### Phillip Hoffmann gives a simple introduction to a complex subject.

Some concepts in philosophy and science are surprisingly simple while others are surprisingly complex; and exploring the meaning of such concepts can reveal some interesting surprises. Take the concepts of simplicity and complexity, for example. What is it for a thing or a system to be simple, and what is it to be complex? These are simple enough questions, but the answers are anything but, and the search for answers takes us to the heart of computer science, physics and philosophy.

On an intuitive, everyday level, we tend to associate simplicity with things that are uncomplicated and easy to understand; in fact, we assume that even a child can appreciate something if it is simple enough. Complexity, on the other hand, brings to mind the idea of difficult, complicated or sophisticated systems, problems or things. In modern science, these concepts have taken on technical meanings and definitions, which accord with our intuitions only up to a point.

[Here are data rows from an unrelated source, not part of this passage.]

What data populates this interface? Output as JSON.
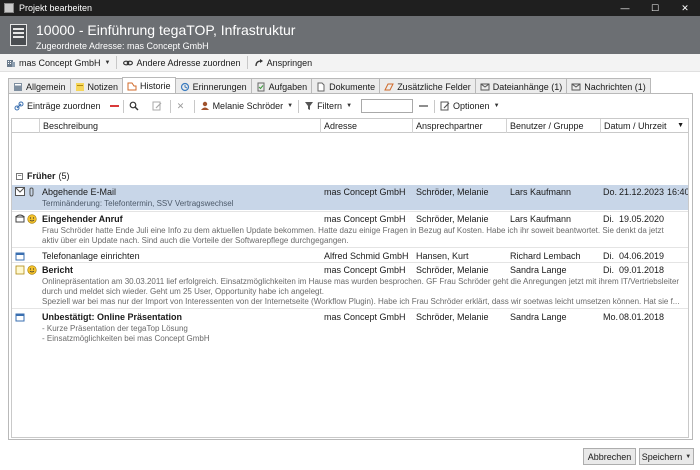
{
  "window": {
    "title": "Projekt bearbeiten",
    "minimize": "—",
    "maximize": "☐",
    "close": "✕"
  },
  "header": {
    "title": "10000 - Einführung tegaTOP, Infrastruktur",
    "subtitle": "Zugeordnete Adresse: mas Concept GmbH"
  },
  "toolbar": {
    "company": "mas Concept GmbH",
    "assign_other": "Andere Adresse zuordnen",
    "jump": "Anspringen"
  },
  "tabs": [
    {
      "label": "Allgemein",
      "icon": "general-icon"
    },
    {
      "label": "Notizen",
      "icon": "notes-icon"
    },
    {
      "label": "Historie",
      "icon": "history-icon",
      "active": true
    },
    {
      "label": "Erinnerungen",
      "icon": "reminder-icon"
    },
    {
      "label": "Aufgaben",
      "icon": "tasks-icon"
    },
    {
      "label": "Dokumente",
      "icon": "documents-icon"
    },
    {
      "label": "Zusätzliche Felder",
      "icon": "fields-icon"
    },
    {
      "label": "Dateianhänge (1)",
      "icon": "attachments-icon"
    },
    {
      "label": "Nachrichten (1)",
      "icon": "messages-icon"
    }
  ],
  "subtoolbar": {
    "assign_entries": "Einträge zuordnen",
    "user": "Melanie Schröder",
    "filter": "Filtern",
    "filter_value": "",
    "options": "Optionen"
  },
  "columns": [
    "Beschreibung",
    "Adresse",
    "Ansprechpartner",
    "Benutzer / Gruppe",
    "Datum / Uhrzeit"
  ],
  "group": {
    "label": "Früher",
    "count": "(5)",
    "toggle": "−"
  },
  "rows": [
    {
      "desc": "Abgehende E-Mail",
      "addr": "mas Concept GmbH",
      "contact": "Schröder, Melanie",
      "user": "Lars Kaufmann",
      "day": "Do.",
      "date": "21.12.2023",
      "time": "16:40",
      "note": [
        "Terminänderung: Telefontermin, SSV Vertragswechsel"
      ]
    },
    {
      "desc": "Eingehender Anruf",
      "addr": "mas Concept GmbH",
      "contact": "Schröder, Melanie",
      "user": "Lars Kaufmann",
      "day": "Di.",
      "date": "19.05.2020",
      "time": "",
      "note": [
        "Frau Schröder hatte Ende Juli eine Info zu dem aktuellen Update bekommen. Hatte dazu einige Fragen in Bezug auf Kosten. Habe ich ihr soweit beantwortet. Sie denkt da jetzt",
        "aktiv über ein Update nach. Sind auch die Vorteile der Softwarepflege durchgegangen."
      ]
    },
    {
      "desc": "Telefonanlage einrichten",
      "addr": "Alfred Schmid GmbH",
      "contact": "Hansen, Kurt",
      "user": "Richard Lembach",
      "day": "Di.",
      "date": "04.06.2019",
      "time": "",
      "note": []
    },
    {
      "desc": "Bericht",
      "addr": "mas Concept GmbH",
      "contact": "Schröder, Melanie",
      "user": "Sandra Lange",
      "day": "Di.",
      "date": "09.01.2018",
      "time": "",
      "note": [
        "Onlinepräsentation am 30.03.2011 lief erfolgreich. Einsatzmöglichkeiten im Hause mas wurden besprochen. GF Frau Schröder geht die Anregungen jetzt mit ihrem IT/Vertriebsleiter",
        "durch und meldet sich wieder. Geht um 25 User, Opportunity habe ich angelegt.",
        "Speziell war bei mas nur der Import von Interessenten von der Internetseite (Workflow Plugin). Habe ich Frau Schröder erklärt, dass wir soetwas leicht umsetzen können. Hat sie f..."
      ]
    },
    {
      "desc": "Unbestätigt: Online Präsentation",
      "addr": "mas Concept GmbH",
      "contact": "Schröder, Melanie",
      "user": "Sandra Lange",
      "day": "Mo.",
      "date": "08.01.2018",
      "time": "",
      "note": [
        "- Kurze Präsentation der tegaTop Lösung",
        "- Einsatzmöglichkeiten bei mas Concept GmbH"
      ]
    }
  ],
  "buttons": {
    "cancel": "Abbrechen",
    "save": "Speichern"
  }
}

The pioneers of artificial intelligence research at MIT were struck by the fact that tasks that appear to be difficult and complex, such as solving calculus problems, turned out to be relatively easy to do from a computational point of view, whereas things we would regard as simple and requiring little intelligence, such as tying shoelaces, still thwart even the most advanced robots. And fairly simple systems, like the handful of rules and axioms that comprise arithmetic, can generate very difficult problems like Goldbach’s Conjecture (which states that every even number greater than two is the sum of two primes).

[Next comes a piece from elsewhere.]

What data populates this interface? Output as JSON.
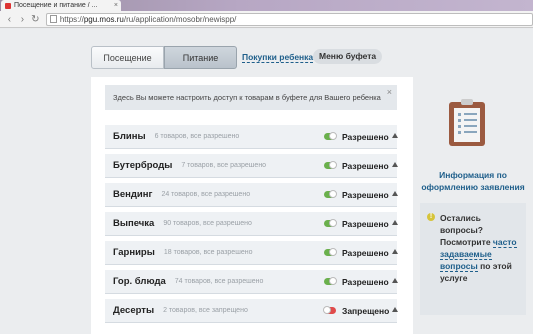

Given all this, how do we even begin to get a handle on the notions of simplicity and complexity? One way is through the concept of algorithmic complexity. For any piece of information, programmers are interested in finding the shortest program that could print out that piece of information (or string) and then stop. The length of this program represents the algorithmic information content (AIC) of that string. In this sense the number 10100, although extremely large, is actually quite simple, because the program required to generate it just has to instruct a computer to print out 1 followed by 100 zeroes. On the other hand, a random number consisting of 100 digits has a much higher AIC level, since the program required to print it would not be much shorter, if at all, than the original string itself. So in this sense, random numbers are complex, but are neither ordered nor particularly interesting. The number 10100 is highly ordered and definitely stands out in a crowd, so to speak, but it is very simple from a computational standpoint.

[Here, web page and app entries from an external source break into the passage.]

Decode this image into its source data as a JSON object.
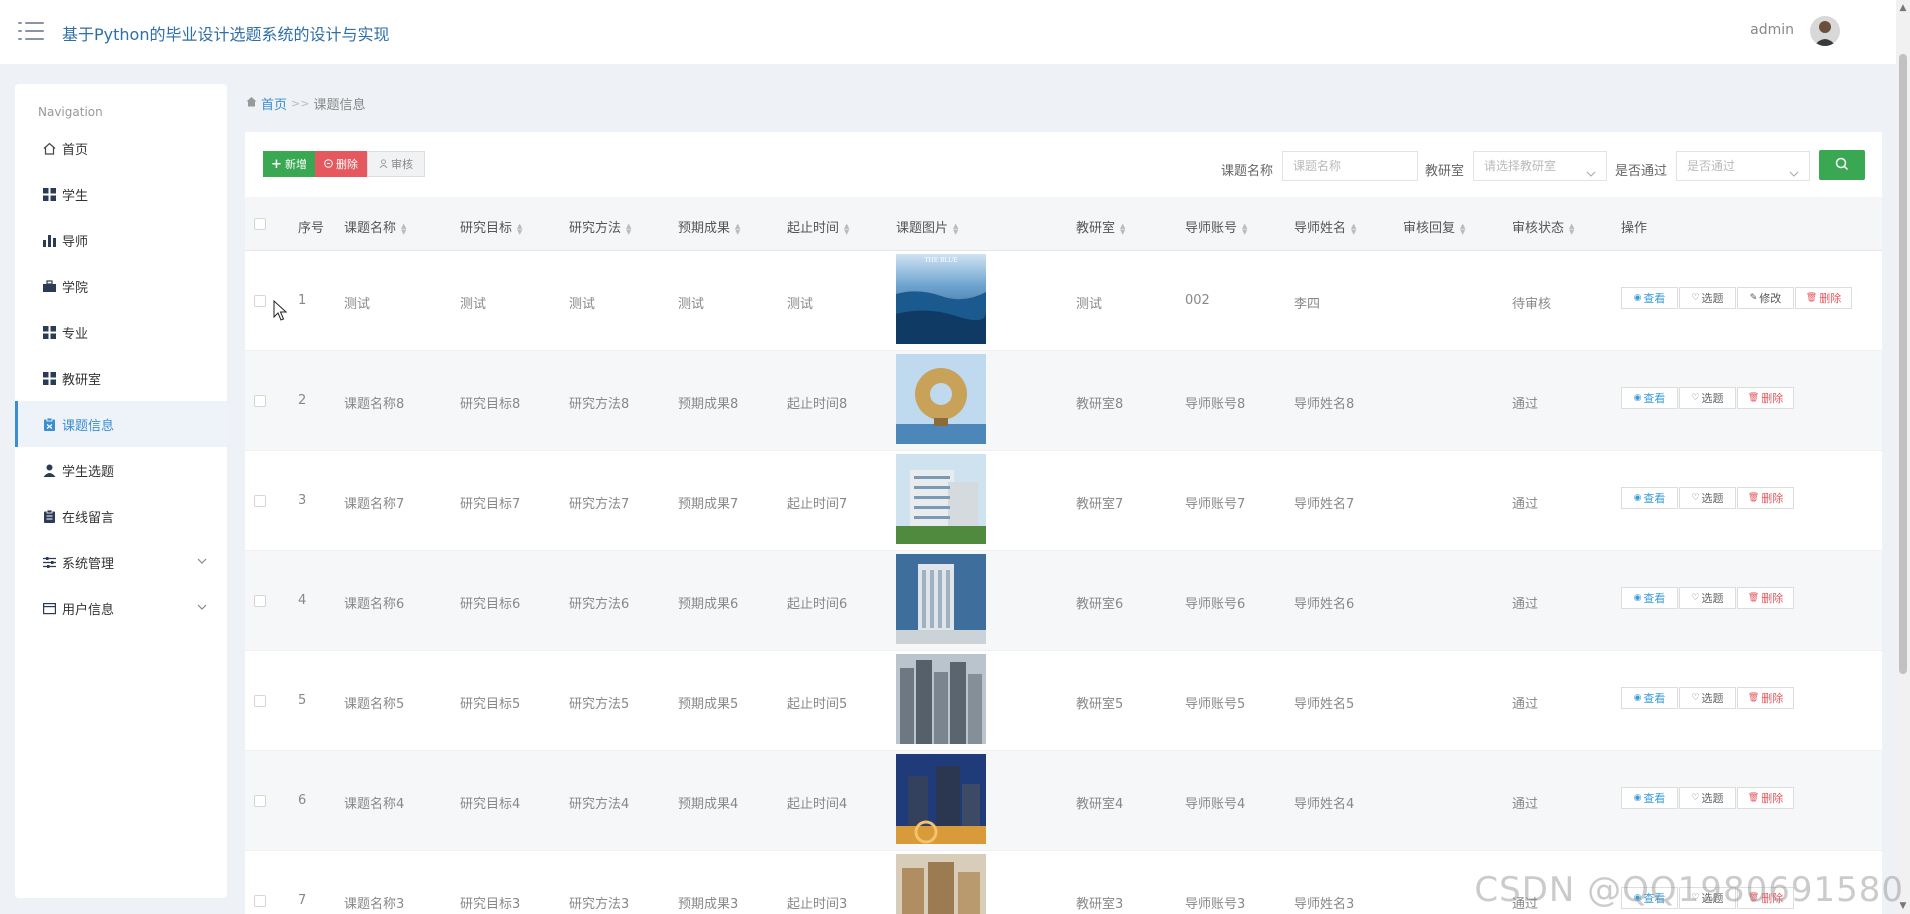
{
  "header": {
    "title": "基于Python的毕业设计选题系统的设计与实现",
    "user": "admin"
  },
  "sidebar": {
    "heading": "Navigation",
    "items": [
      {
        "label": "首页",
        "icon": "home-icon"
      },
      {
        "label": "学生",
        "icon": "grid-icon"
      },
      {
        "label": "导师",
        "icon": "bar-chart-icon"
      },
      {
        "label": "学院",
        "icon": "briefcase-icon"
      },
      {
        "label": "专业",
        "icon": "grid-icon"
      },
      {
        "label": "教研室",
        "icon": "grid-icon"
      },
      {
        "label": "课题信息",
        "icon": "clipboard-icon",
        "active": true
      },
      {
        "label": "学生选题",
        "icon": "user-icon"
      },
      {
        "label": "在线留言",
        "icon": "clipboard-icon"
      },
      {
        "label": "系统管理",
        "icon": "sliders-icon",
        "expandable": true
      },
      {
        "label": "用户信息",
        "icon": "window-icon",
        "expandable": true
      }
    ]
  },
  "breadcrumb": {
    "home": "首页",
    "separator": ">>",
    "current": "课题信息"
  },
  "toolbar": {
    "add_label": "新增",
    "delete_label": "删除",
    "audit_label": "审核"
  },
  "filters": {
    "name_label": "课题名称",
    "name_placeholder": "课题名称",
    "room_label": "教研室",
    "room_placeholder": "请选择教研室",
    "pass_label": "是否通过",
    "pass_placeholder": "是否通过"
  },
  "table": {
    "columns": [
      "序号",
      "课题名称",
      "研究目标",
      "研究方法",
      "预期成果",
      "起止时间",
      "课题图片",
      "教研室",
      "导师账号",
      "导师姓名",
      "审核回复",
      "审核状态",
      "操作"
    ],
    "actions": {
      "view": "查看",
      "pick": "选题",
      "edit": "修改",
      "delete": "删除"
    },
    "rows": [
      {
        "no": "1",
        "name": "测试",
        "goal": "测试",
        "method": "测试",
        "result": "测试",
        "period": "测试",
        "image": "ocean-photo",
        "room": "测试",
        "tutor_id": "002",
        "tutor_name": "李四",
        "reply": "",
        "status": "待审核",
        "editable": true
      },
      {
        "no": "2",
        "name": "课题名称8",
        "goal": "研究目标8",
        "method": "研究方法8",
        "result": "预期成果8",
        "period": "起止时间8",
        "image": "ring-building-photo",
        "room": "教研室8",
        "tutor_id": "导师账号8",
        "tutor_name": "导师姓名8",
        "reply": "",
        "status": "通过"
      },
      {
        "no": "3",
        "name": "课题名称7",
        "goal": "研究目标7",
        "method": "研究方法7",
        "result": "预期成果7",
        "period": "起止时间7",
        "image": "apartment-photo",
        "room": "教研室7",
        "tutor_id": "导师账号7",
        "tutor_name": "导师姓名7",
        "reply": "",
        "status": "通过"
      },
      {
        "no": "4",
        "name": "课题名称6",
        "goal": "研究目标6",
        "method": "研究方法6",
        "result": "预期成果6",
        "period": "起止时间6",
        "image": "office-tower-photo",
        "room": "教研室6",
        "tutor_id": "导师账号6",
        "tutor_name": "导师姓名6",
        "reply": "",
        "status": "通过"
      },
      {
        "no": "5",
        "name": "课题名称5",
        "goal": "研究目标5",
        "method": "研究方法5",
        "result": "预期成果5",
        "period": "起止时间5",
        "image": "skyline-photo",
        "room": "教研室5",
        "tutor_id": "导师账号5",
        "tutor_name": "导师姓名5",
        "reply": "",
        "status": "通过"
      },
      {
        "no": "6",
        "name": "课题名称4",
        "goal": "研究目标4",
        "method": "研究方法4",
        "result": "预期成果4",
        "period": "起止时间4",
        "image": "night-city-photo",
        "room": "教研室4",
        "tutor_id": "导师账号4",
        "tutor_name": "导师姓名4",
        "reply": "",
        "status": "通过"
      },
      {
        "no": "7",
        "name": "课题名称3",
        "goal": "研究目标3",
        "method": "研究方法3",
        "result": "预期成果3",
        "period": "起止时间3",
        "image": "residential-photo",
        "room": "教研室3",
        "tutor_id": "导师账号3",
        "tutor_name": "导师姓名3",
        "reply": "",
        "status": "通过"
      }
    ]
  },
  "watermark": "CSDN @QQ1980691580",
  "colors": {
    "accent": "#3b8fd0",
    "success": "#3aa853",
    "danger": "#e4585e"
  }
}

So wherein does true complexity lie? The human body, which comprises roughly a trillion cells, is a paradigm example of an extremely complex system. But if we scramble those trillion cells, as the villains did near the end of the movie Fargo when they fed their hapless victim into a wood chipper, we end up with an unholy mess. The poor guy ended up with his cells highly randomized, and the resulting system wasn’t very interesting or capable of doing much other than testing the strength of a good stain remover. When his cells were organized in such a way that all his liver cells were in one place, his brain cells were all together, and so on, he was technically far less random and in that sense a simpler system, but he was also clearly much more interesting. By ‘interesting’, I mean effectively complex, a concept I owe (along with AIC) to the physicist Murray Gell-Mann in his wonderful book The Quark and the Jaguar. Effective complexity involves a trade-off between the computational notions of simplicity and complexity discussed above, and points to a kind of complexity more in tune with our intuitive understanding of the concept.

Systems with high levels of effective complexity are associated with intermediate levels of AIC, and are delicately situated between order and disorder, regularity and randomness. Effective complexity involves a fine and delicate balance, much like life itself, which experience tells us is nothing if not a balancing act between all kinds of physical, environmental and even emotional, extremes. To indulge in a little metaphysical speculation about what all this might mean, optimizing such balances makes us more effectively complex systems, and may be some kind of organizing principle of evolution itself. Interestingly enough, Aristotle thought that various virtues consist in achieving what he called a mean between extremes, but that is the subject of another article.